The reader felt that my main character was vastly underdeveloped. They couldn’t connect with her, stating that by the end they didn’t know her any better than they did at the beginning. There was no story arc, things were repetitive, and they felt the setting was not quite believable. I was heartbroken. I had put so much love into this character and her story, and this professional just ripped it to shreds.

After I had a mini-meltdown, I reread the critique. I pondered everything that was said, compared it to the story, and came to an important conclusion: This reader was 100% correct.

Looking at your own story from the outside is extremely difficult, but once someone else does it for you, you can then step back and see it through their eyes. I saw the main character much differently; I saw all the flaws, and even questioned who she really was as a person. I looked at the timeline and locations throughout the story and realized how ridiculous it all was. My eyes—and mind—were opened.

Critiques are not entirely negative. A good critique will include positive insights and suggestions on how to build on the good things you have written. My reader connected with a secondary character, going so far as to suggest I make him the protagonist. He was developed, he was unique, and he had a story of his own to tell. Changing a main character and storyline is huge! Why would I want to dismantle the entire thing and rebuild from scratch?

This reader put possibilities in my head, and my writer brain took those ideas and put them together, building up a brand new story. A story with life. Without someone telling me what they saw as a reader, I never would have considered changing anything at all. Writers need to be receptive to feedback and use it as a tool to make the story the best it can be.

One last note: perhaps you are thinking of asking a friend or family member to be a “beta reader” because they might do it for free. DON’T DO IT. If you want truly objective and insightful feedback, give it to someone you don’t know and spend the money to do so. I didn’t even know the name of the person who read my story, or if they were male or female. It’s better that way. I have no regrets and will do it again.

Why Do I Need a Copyeditor?

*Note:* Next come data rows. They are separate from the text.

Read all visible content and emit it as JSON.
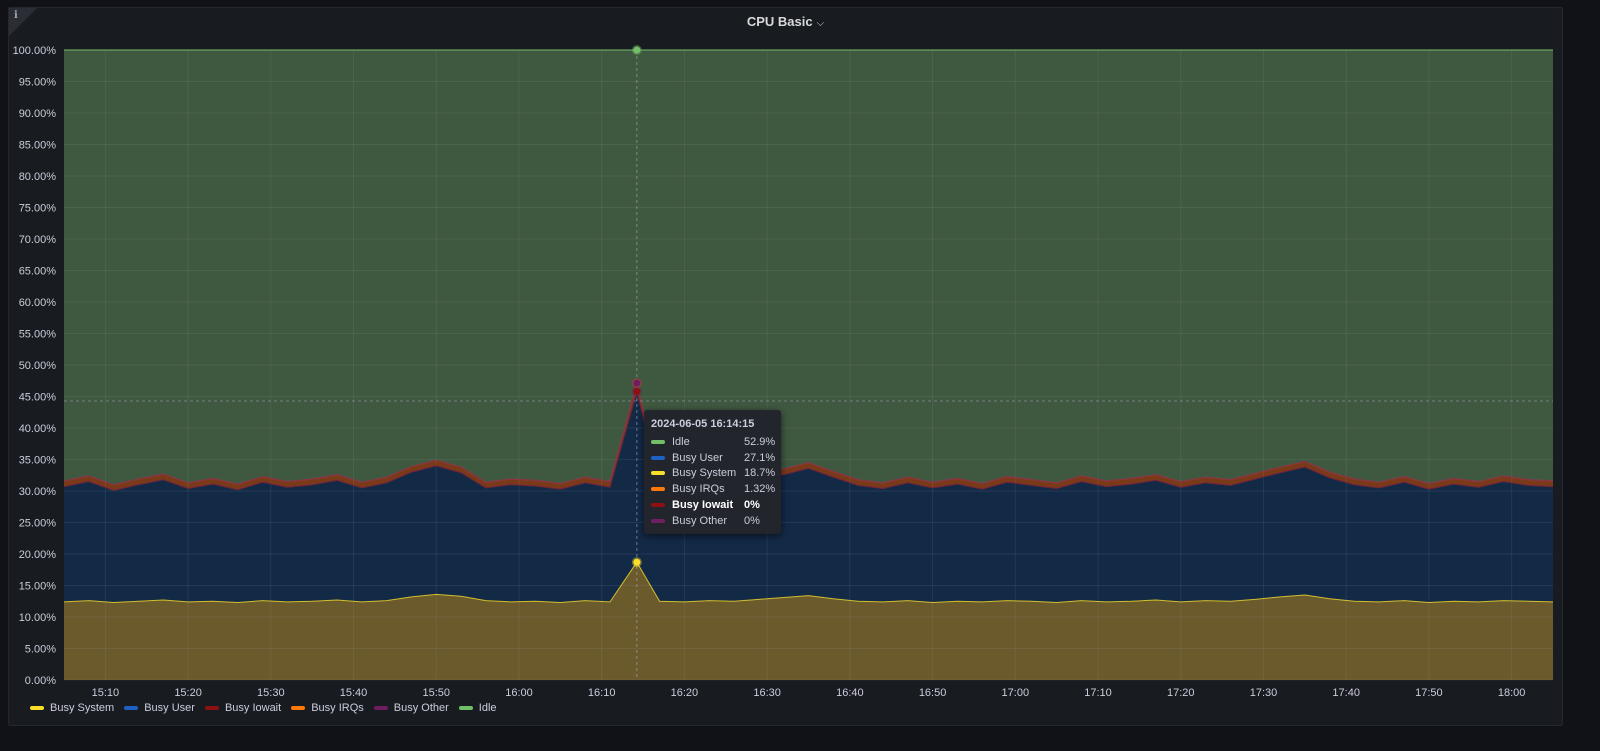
{
  "panel": {
    "title": "CPU Basic",
    "info_icon": "info-icon",
    "menu_icon": "chevron-down-icon"
  },
  "chart_data": {
    "type": "area",
    "stacked": true,
    "title": "CPU Basic",
    "xlabel": "",
    "ylabel": "",
    "ylim": [
      0,
      100
    ],
    "y_unit": "%",
    "y_ticks": [
      "0.00%",
      "5.00%",
      "10.00%",
      "15.00%",
      "20.00%",
      "25.00%",
      "30.00%",
      "35.00%",
      "40.00%",
      "45.00%",
      "50.00%",
      "55.00%",
      "60.00%",
      "65.00%",
      "70.00%",
      "75.00%",
      "80.00%",
      "85.00%",
      "90.00%",
      "95.00%",
      "100.00%"
    ],
    "x_ticks": [
      "15:10",
      "15:20",
      "15:30",
      "15:40",
      "15:50",
      "16:00",
      "16:10",
      "16:20",
      "16:30",
      "16:40",
      "16:50",
      "17:00",
      "17:10",
      "17:20",
      "17:30",
      "17:40",
      "17:50",
      "18:00"
    ],
    "xlim": [
      "15:05",
      "18:05"
    ],
    "grid": true,
    "legend_position": "bottom-left",
    "x": [
      "15:05",
      "15:08",
      "15:11",
      "15:14",
      "15:17",
      "15:20",
      "15:23",
      "15:26",
      "15:29",
      "15:32",
      "15:35",
      "15:38",
      "15:41",
      "15:44",
      "15:47",
      "15:50",
      "15:53",
      "15:56",
      "15:59",
      "16:02",
      "16:05",
      "16:08",
      "16:11",
      "16:14:15",
      "16:17",
      "16:20",
      "16:23",
      "16:26",
      "16:29",
      "16:32",
      "16:35",
      "16:38",
      "16:41",
      "16:44",
      "16:47",
      "16:50",
      "16:53",
      "16:56",
      "16:59",
      "17:02",
      "17:05",
      "17:08",
      "17:11",
      "17:14",
      "17:17",
      "17:20",
      "17:23",
      "17:26",
      "17:29",
      "17:32",
      "17:35",
      "17:38",
      "17:41",
      "17:44",
      "17:47",
      "17:50",
      "17:53",
      "17:56",
      "17:59",
      "18:02",
      "18:05"
    ],
    "series": [
      {
        "name": "Busy System",
        "color": "#fade2a",
        "values": [
          12.4,
          12.6,
          12.3,
          12.5,
          12.7,
          12.4,
          12.5,
          12.3,
          12.6,
          12.4,
          12.5,
          12.7,
          12.4,
          12.6,
          13.2,
          13.6,
          13.3,
          12.6,
          12.4,
          12.5,
          12.3,
          12.6,
          12.4,
          18.7,
          12.5,
          12.4,
          12.6,
          12.5,
          12.8,
          13.1,
          13.4,
          12.9,
          12.5,
          12.4,
          12.6,
          12.3,
          12.5,
          12.4,
          12.6,
          12.5,
          12.3,
          12.6,
          12.4,
          12.5,
          12.7,
          12.4,
          12.6,
          12.5,
          12.8,
          13.2,
          13.5,
          12.9,
          12.5,
          12.4,
          12.6,
          12.3,
          12.5,
          12.4,
          12.6,
          12.5,
          12.4
        ]
      },
      {
        "name": "Busy User",
        "color": "#1f60c4",
        "values": [
          18.3,
          18.9,
          17.8,
          18.5,
          19.1,
          18.0,
          18.6,
          17.9,
          18.8,
          18.2,
          18.5,
          19.0,
          18.1,
          18.7,
          19.8,
          20.4,
          19.6,
          17.9,
          18.6,
          18.3,
          18.0,
          18.7,
          18.2,
          27.1,
          18.4,
          18.1,
          18.8,
          18.3,
          19.0,
          19.5,
          20.2,
          19.3,
          18.4,
          18.0,
          18.7,
          18.2,
          18.6,
          17.9,
          18.8,
          18.4,
          18.1,
          18.9,
          18.3,
          18.6,
          19.0,
          18.2,
          18.7,
          18.4,
          19.1,
          19.7,
          20.3,
          19.2,
          18.5,
          18.1,
          18.8,
          18.0,
          18.6,
          18.2,
          18.9,
          18.4,
          18.3
        ]
      },
      {
        "name": "Busy Iowait",
        "color": "#8f1010",
        "values": [
          0,
          0,
          0,
          0,
          0,
          0,
          0,
          0,
          0,
          0,
          0,
          0,
          0,
          0,
          0,
          0,
          0,
          0,
          0,
          0,
          0,
          0,
          0,
          0,
          0,
          0,
          0,
          0,
          0,
          0,
          0,
          0,
          0,
          0,
          0,
          0,
          0,
          0,
          0,
          0,
          0,
          0,
          0,
          0,
          0,
          0,
          0,
          0,
          0,
          0,
          0,
          0,
          0,
          0,
          0,
          0,
          0,
          0,
          0,
          0,
          0
        ]
      },
      {
        "name": "Busy IRQs",
        "color": "#ff780a",
        "values": [
          0.9,
          0.9,
          0.9,
          0.9,
          0.9,
          0.9,
          0.9,
          0.9,
          0.9,
          0.9,
          0.9,
          0.9,
          0.9,
          0.9,
          0.9,
          0.9,
          0.9,
          0.9,
          0.9,
          0.9,
          0.9,
          0.9,
          0.9,
          1.32,
          0.9,
          0.9,
          0.9,
          0.9,
          0.9,
          0.9,
          0.9,
          0.9,
          0.9,
          0.9,
          0.9,
          0.9,
          0.9,
          0.9,
          0.9,
          0.9,
          0.9,
          0.9,
          0.9,
          0.9,
          0.9,
          0.9,
          0.9,
          0.9,
          0.9,
          0.9,
          0.9,
          0.9,
          0.9,
          0.9,
          0.9,
          0.9,
          0.9,
          0.9,
          0.9,
          0.9,
          0.9
        ]
      },
      {
        "name": "Busy Other",
        "color": "#6d1f62",
        "values": [
          0,
          0,
          0,
          0,
          0,
          0,
          0,
          0,
          0,
          0,
          0,
          0,
          0,
          0,
          0,
          0,
          0,
          0,
          0,
          0,
          0,
          0,
          0,
          0,
          0,
          0,
          0,
          0,
          0,
          0,
          0,
          0,
          0,
          0,
          0,
          0,
          0,
          0,
          0,
          0,
          0,
          0,
          0,
          0,
          0,
          0,
          0,
          0,
          0,
          0,
          0,
          0,
          0,
          0,
          0,
          0,
          0,
          0,
          0,
          0,
          0
        ]
      },
      {
        "name": "Idle",
        "color": "#73bf69",
        "values": "remainder to 100%"
      }
    ]
  },
  "legend": [
    {
      "label": "Busy System",
      "color": "#fade2a"
    },
    {
      "label": "Busy User",
      "color": "#1f60c4"
    },
    {
      "label": "Busy Iowait",
      "color": "#8f1010"
    },
    {
      "label": "Busy IRQs",
      "color": "#ff780a"
    },
    {
      "label": "Busy Other",
      "color": "#6d1f62"
    },
    {
      "label": "Idle",
      "color": "#73bf69"
    }
  ],
  "tooltip": {
    "time": "2024-06-05 16:14:15",
    "rows": [
      {
        "label": "Idle",
        "value": "52.9%",
        "color": "#73bf69"
      },
      {
        "label": "Busy User",
        "value": "27.1%",
        "color": "#1f60c4"
      },
      {
        "label": "Busy System",
        "value": "18.7%",
        "color": "#fade2a"
      },
      {
        "label": "Busy IRQs",
        "value": "1.32%",
        "color": "#ff780a"
      },
      {
        "label": "Busy Iowait",
        "value": "0%",
        "color": "#8f1010"
      },
      {
        "label": "Busy Other",
        "value": "0%",
        "color": "#6d1f62"
      }
    ]
  }
}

As a writer myself, I understand the feeling of wanting to protect your precious manuscript with sword and shield against anyone who might have any thought of making the slightest change to it. This can be even more so for indie authors looking to self-publish, as this route of publishing offers the greatest amount of control over what the final product turns out to be. Because of this, indie authors are the ones most in need of copyeditors.

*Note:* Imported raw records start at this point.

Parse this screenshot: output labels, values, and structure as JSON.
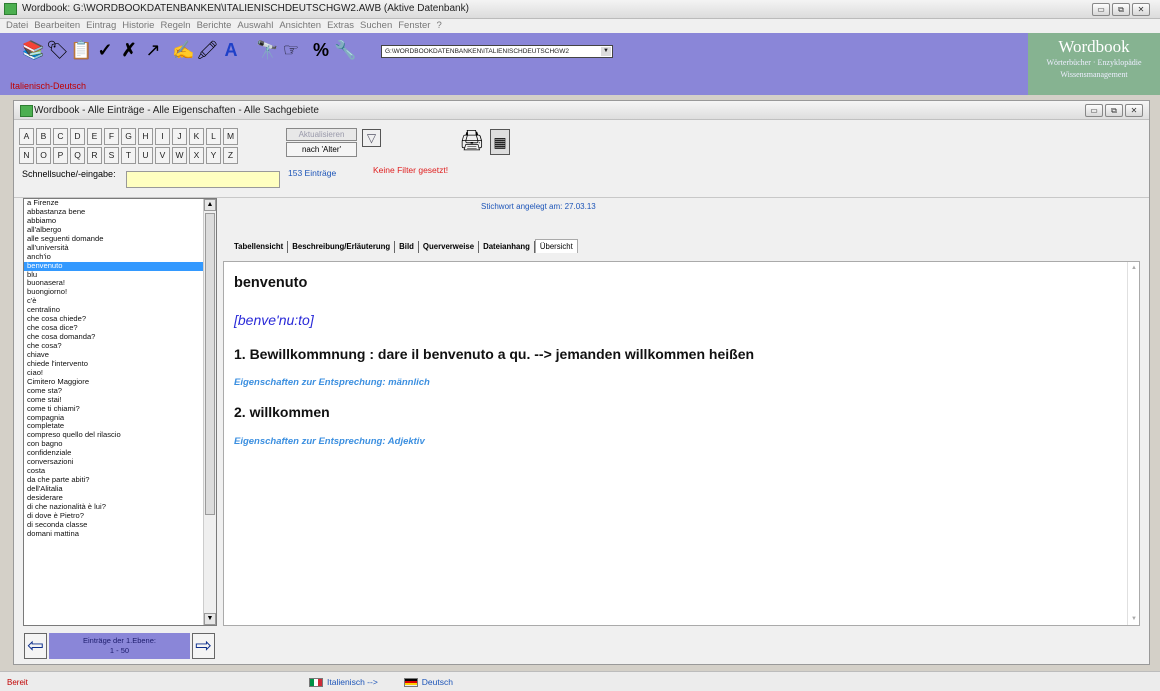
{
  "window": {
    "title": "Wordbook: G:\\WORDBOOKDATENBANKEN\\ITALIENISCHDEUTSCHGW2.AWB (Aktive Datenbank)"
  },
  "menu": [
    "Datei",
    "Bearbeiten",
    "Eintrag",
    "Historie",
    "Regeln",
    "Berichte",
    "Auswahl",
    "Ansichten",
    "Extras",
    "Suchen",
    "Fenster",
    "?"
  ],
  "toolbar": {
    "db_path": "G:\\WORDBOOKDATENBANKEN\\ITALIENISCHDEUTSCHGW2",
    "db_name": "Italienisch-Deutsch",
    "icons": [
      "books-icon",
      "tag-icon",
      "clipboard-icon",
      "check-icon",
      "x-icon",
      "arrow-icon",
      "pen-icon",
      "highlighter-icon",
      "font-icon",
      "binoculars-icon",
      "hand-icon",
      "percent-icon",
      "wrench-icon"
    ]
  },
  "brand": {
    "name": "Wordbook",
    "tagline1": "Wörterbücher · Enzyklopädie",
    "tagline2": "Wissensmanagement"
  },
  "inner": {
    "title": "Wordbook - Alle Einträge - Alle Eigenschaften - Alle Sachgebiete",
    "letters": [
      "A",
      "B",
      "C",
      "D",
      "E",
      "F",
      "G",
      "H",
      "I",
      "J",
      "K",
      "L",
      "M",
      "N",
      "O",
      "P",
      "Q",
      "R",
      "S",
      "T",
      "U",
      "V",
      "W",
      "X",
      "Y",
      "Z"
    ],
    "search_label": "Schnellsuche/-eingabe:",
    "search_value": "",
    "update_label": "Aktualisieren",
    "sort_label": "nach 'Alter'",
    "count": "153 Einträge",
    "filter_text": "Keine Filter gesetzt!"
  },
  "list": {
    "selected": "benvenuto",
    "items": [
      "a Firenze",
      "abbastanza bene",
      "abbiamo",
      "all'albergo",
      "alle seguenti domande",
      "all'università",
      "anch'io",
      "benvenuto",
      "blu",
      "buonasera!",
      "buongiorno!",
      "c'è",
      "centralino",
      "che cosa chiede?",
      "che cosa dice?",
      "che cosa domanda?",
      "che cosa?",
      "chiave",
      "chiede l'intervento",
      "ciao!",
      "Cimitero Maggiore",
      "come sta?",
      "come stai!",
      "come ti chiami?",
      "compagnia",
      "completate",
      "compreso quello del rilascio",
      "con bagno",
      "confidenziale",
      "conversazioni",
      "costa",
      "da che parte abiti?",
      "dell'Alitalia",
      "desiderare",
      "di che nazionalità è lui?",
      "di dove è Pietro?",
      "di seconda classe",
      "domani mattina"
    ],
    "nav_label1": "Einträge der 1.Ebene:",
    "nav_label2": "1 - 50"
  },
  "detail": {
    "created": "Stichwort angelegt am: 27.03.13",
    "tabs": [
      "Tabellensicht",
      "Beschreibung/Erläuterung",
      "Bild",
      "Querverweise",
      "Dateianhang",
      "Übersicht"
    ],
    "entry": "benvenuto",
    "phonetic": "[benve'nu:to]",
    "meaning1": "1. Bewillkommnung : dare il benvenuto a qu. --> jemanden willkommen heißen",
    "props1": "Eigenschaften zur Entsprechung: männlich",
    "meaning2": "2. willkommen",
    "props2": "Eigenschaften zur Entsprechung: Adjektiv"
  },
  "status": {
    "text": "Bereit",
    "lang_from": "Italienisch -->",
    "lang_to": "Deutsch"
  }
}
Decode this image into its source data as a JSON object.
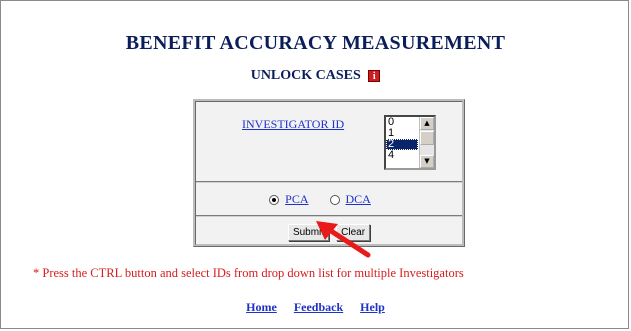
{
  "header": {
    "title": "BENEFIT ACCURACY MEASUREMENT",
    "subtitle": "UNLOCK CASES",
    "info_icon": "i"
  },
  "form": {
    "investigator_label": "INVESTIGATOR ID",
    "investigator_options": [
      "0",
      "1",
      "2",
      "4"
    ],
    "selected_option": "2",
    "radio_options": [
      {
        "label": "PCA",
        "checked": true
      },
      {
        "label": "DCA",
        "checked": false
      }
    ],
    "submit_label": "Submit",
    "clear_label": "Clear"
  },
  "note": "* Press the CTRL button and select IDs from drop down list for multiple Investigators",
  "footer": {
    "links": [
      "Home",
      "Feedback",
      "Help"
    ]
  },
  "annotation": {
    "arrow_color": "#e81a1a"
  }
}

But why would a writer willingly pay good money for someone to change what they’ve poured onto the page?

A couple years ago I was approached by an author who was desperate for help with his autobiography. He said he had had a number of other editors work on it, but they had done a poor job and he was frustrated. I took on the job and indeed it needed a lot of help. It wasn’t until the project was completed that I found out exactly why he had been so upset.

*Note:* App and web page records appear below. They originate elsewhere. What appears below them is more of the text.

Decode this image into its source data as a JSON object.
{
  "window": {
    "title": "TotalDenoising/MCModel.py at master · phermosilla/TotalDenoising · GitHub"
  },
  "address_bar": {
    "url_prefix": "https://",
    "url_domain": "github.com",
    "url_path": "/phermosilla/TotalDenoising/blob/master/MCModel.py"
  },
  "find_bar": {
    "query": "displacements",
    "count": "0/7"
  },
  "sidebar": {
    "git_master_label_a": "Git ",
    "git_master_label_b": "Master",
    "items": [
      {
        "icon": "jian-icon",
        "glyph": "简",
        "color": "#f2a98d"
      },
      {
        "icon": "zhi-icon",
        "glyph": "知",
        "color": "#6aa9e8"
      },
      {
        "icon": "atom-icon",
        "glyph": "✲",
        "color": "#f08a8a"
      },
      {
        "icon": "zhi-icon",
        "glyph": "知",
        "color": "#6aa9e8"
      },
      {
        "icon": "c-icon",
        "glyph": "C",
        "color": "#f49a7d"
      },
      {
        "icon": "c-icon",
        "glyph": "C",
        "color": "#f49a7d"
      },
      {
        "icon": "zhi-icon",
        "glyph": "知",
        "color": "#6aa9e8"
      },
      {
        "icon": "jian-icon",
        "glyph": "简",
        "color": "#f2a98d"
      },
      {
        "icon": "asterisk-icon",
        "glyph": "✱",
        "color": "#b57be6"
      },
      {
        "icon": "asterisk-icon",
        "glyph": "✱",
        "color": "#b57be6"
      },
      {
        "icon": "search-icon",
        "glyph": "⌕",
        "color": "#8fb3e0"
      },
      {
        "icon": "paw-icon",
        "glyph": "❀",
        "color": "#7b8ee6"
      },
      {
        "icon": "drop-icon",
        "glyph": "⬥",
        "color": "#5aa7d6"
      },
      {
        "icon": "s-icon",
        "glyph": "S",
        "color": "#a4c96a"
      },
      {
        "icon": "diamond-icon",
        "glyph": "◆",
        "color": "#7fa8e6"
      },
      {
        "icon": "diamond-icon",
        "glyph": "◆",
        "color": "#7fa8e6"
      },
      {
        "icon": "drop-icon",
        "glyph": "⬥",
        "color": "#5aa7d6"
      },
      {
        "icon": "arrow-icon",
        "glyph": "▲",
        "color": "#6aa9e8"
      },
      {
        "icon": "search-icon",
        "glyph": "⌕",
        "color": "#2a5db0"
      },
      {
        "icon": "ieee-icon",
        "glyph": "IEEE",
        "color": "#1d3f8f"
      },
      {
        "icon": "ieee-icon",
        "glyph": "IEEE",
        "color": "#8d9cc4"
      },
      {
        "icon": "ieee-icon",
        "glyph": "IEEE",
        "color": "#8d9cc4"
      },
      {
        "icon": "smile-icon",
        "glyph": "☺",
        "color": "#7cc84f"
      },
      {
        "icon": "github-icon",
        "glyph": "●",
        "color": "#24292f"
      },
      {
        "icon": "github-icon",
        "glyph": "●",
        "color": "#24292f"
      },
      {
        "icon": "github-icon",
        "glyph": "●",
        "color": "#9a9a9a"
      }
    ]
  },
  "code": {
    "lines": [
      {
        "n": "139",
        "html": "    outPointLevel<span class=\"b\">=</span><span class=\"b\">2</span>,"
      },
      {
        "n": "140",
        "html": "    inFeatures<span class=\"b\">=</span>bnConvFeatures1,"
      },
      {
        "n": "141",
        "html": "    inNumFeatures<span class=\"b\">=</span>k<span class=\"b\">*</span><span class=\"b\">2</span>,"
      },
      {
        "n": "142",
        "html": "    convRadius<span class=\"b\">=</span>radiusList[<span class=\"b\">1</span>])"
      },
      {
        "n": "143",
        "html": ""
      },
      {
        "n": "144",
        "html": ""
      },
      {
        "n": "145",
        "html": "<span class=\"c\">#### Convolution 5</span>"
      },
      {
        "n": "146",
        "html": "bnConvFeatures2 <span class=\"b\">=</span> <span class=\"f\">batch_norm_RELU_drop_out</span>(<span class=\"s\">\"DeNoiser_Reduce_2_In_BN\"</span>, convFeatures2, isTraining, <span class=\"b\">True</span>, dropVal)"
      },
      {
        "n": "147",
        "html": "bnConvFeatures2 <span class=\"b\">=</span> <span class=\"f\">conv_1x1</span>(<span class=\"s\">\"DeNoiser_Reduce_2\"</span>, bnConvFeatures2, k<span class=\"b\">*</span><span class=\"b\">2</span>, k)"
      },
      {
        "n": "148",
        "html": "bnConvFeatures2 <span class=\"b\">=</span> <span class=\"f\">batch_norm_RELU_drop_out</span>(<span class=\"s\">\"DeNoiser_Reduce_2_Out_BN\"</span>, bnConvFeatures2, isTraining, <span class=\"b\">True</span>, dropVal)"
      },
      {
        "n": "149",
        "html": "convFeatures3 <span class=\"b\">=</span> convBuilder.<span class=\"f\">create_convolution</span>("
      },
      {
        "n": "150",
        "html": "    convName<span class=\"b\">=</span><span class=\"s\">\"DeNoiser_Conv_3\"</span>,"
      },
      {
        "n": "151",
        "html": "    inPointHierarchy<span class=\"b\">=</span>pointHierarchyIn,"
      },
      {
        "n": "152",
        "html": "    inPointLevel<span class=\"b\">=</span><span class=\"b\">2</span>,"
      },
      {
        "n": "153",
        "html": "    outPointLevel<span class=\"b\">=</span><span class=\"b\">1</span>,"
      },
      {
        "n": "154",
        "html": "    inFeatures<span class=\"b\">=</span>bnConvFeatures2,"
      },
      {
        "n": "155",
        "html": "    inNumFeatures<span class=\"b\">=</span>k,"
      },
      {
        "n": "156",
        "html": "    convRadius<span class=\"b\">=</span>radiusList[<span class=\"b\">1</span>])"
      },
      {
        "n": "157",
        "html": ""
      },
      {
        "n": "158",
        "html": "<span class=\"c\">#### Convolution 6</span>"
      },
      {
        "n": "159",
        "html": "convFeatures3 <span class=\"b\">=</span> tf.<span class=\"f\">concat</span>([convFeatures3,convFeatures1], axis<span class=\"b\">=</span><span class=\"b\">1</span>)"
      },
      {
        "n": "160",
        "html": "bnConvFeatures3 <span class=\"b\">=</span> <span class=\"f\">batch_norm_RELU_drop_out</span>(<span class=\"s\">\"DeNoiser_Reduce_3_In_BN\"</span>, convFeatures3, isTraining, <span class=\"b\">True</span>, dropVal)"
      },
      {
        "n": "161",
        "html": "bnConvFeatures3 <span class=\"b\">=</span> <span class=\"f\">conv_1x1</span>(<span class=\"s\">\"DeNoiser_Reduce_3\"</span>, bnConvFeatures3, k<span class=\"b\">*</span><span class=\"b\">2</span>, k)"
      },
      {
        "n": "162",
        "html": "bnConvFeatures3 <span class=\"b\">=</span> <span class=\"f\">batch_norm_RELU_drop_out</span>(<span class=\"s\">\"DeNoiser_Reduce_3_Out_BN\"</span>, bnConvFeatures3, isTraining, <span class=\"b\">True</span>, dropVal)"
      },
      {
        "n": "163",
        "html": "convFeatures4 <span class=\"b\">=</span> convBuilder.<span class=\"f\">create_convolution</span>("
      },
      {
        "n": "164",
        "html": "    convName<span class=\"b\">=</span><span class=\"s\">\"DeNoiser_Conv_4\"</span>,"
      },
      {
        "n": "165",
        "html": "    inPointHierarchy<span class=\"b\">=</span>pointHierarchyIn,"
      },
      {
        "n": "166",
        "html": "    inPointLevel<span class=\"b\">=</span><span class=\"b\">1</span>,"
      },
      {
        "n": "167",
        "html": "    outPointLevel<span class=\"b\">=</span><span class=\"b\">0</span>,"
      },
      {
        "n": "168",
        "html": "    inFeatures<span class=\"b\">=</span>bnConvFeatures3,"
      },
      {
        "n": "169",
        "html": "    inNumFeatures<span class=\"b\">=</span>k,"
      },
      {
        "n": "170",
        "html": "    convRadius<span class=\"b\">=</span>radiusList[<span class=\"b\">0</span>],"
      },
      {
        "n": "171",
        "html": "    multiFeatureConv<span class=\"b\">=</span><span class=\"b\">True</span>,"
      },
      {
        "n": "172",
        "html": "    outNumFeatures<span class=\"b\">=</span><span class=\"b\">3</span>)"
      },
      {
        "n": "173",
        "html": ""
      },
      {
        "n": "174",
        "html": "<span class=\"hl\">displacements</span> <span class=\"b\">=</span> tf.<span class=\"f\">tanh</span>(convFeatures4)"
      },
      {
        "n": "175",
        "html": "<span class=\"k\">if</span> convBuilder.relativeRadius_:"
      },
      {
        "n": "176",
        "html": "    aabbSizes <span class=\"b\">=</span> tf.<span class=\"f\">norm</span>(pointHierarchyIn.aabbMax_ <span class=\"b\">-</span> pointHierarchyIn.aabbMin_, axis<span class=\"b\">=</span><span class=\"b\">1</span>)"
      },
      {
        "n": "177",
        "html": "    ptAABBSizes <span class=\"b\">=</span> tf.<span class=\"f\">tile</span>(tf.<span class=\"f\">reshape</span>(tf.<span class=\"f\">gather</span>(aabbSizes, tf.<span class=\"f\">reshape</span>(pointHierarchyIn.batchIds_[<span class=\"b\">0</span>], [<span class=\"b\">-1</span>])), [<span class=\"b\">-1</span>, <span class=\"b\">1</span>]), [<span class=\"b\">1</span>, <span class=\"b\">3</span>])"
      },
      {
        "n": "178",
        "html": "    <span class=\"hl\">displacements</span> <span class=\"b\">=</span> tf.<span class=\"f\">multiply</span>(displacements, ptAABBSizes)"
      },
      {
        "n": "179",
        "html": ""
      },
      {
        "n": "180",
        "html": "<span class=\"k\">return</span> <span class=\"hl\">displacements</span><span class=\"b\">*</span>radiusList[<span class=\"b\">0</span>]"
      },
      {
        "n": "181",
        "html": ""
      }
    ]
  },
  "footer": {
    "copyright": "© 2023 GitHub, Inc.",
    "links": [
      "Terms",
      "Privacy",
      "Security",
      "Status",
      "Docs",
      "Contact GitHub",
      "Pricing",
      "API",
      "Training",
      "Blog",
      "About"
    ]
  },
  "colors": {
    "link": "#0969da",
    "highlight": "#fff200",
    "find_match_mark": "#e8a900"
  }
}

He had self-published his book on Amazon and received a negative review regarding the “uneducated” writing style. That review is permanent.

It’s unfortunate that in order to accept that his writing needed more help than what cheap editors on freelance bidding websites provided, he had to endure the embarrassment of having someone publicly shame his intelligence. No writer should have to experience that. But many readers expect perfection; they want the story to take them in and want to walk in the shoes of the characters without stumbling on problematic sentence structure or getting lost in a confusing plot. What makes perfect sense to us as authors may not make sense to a reader. And as any good editor will tell you, we are advocates for the reader.

Since he updated his publication with the newly edited version, his book has been quite successful, with many wonderful reviews focusing on the story and how powerful it was. So if you’re asking yourself whether you need a copyeditor, imagine what your review section on Amazon might look like. If you think it will be any less than five stars, get an editor. If you are certain people will love it as is and there is nothing wrong with it, definitely get an editor. Invest in your success. Your writing is worth it.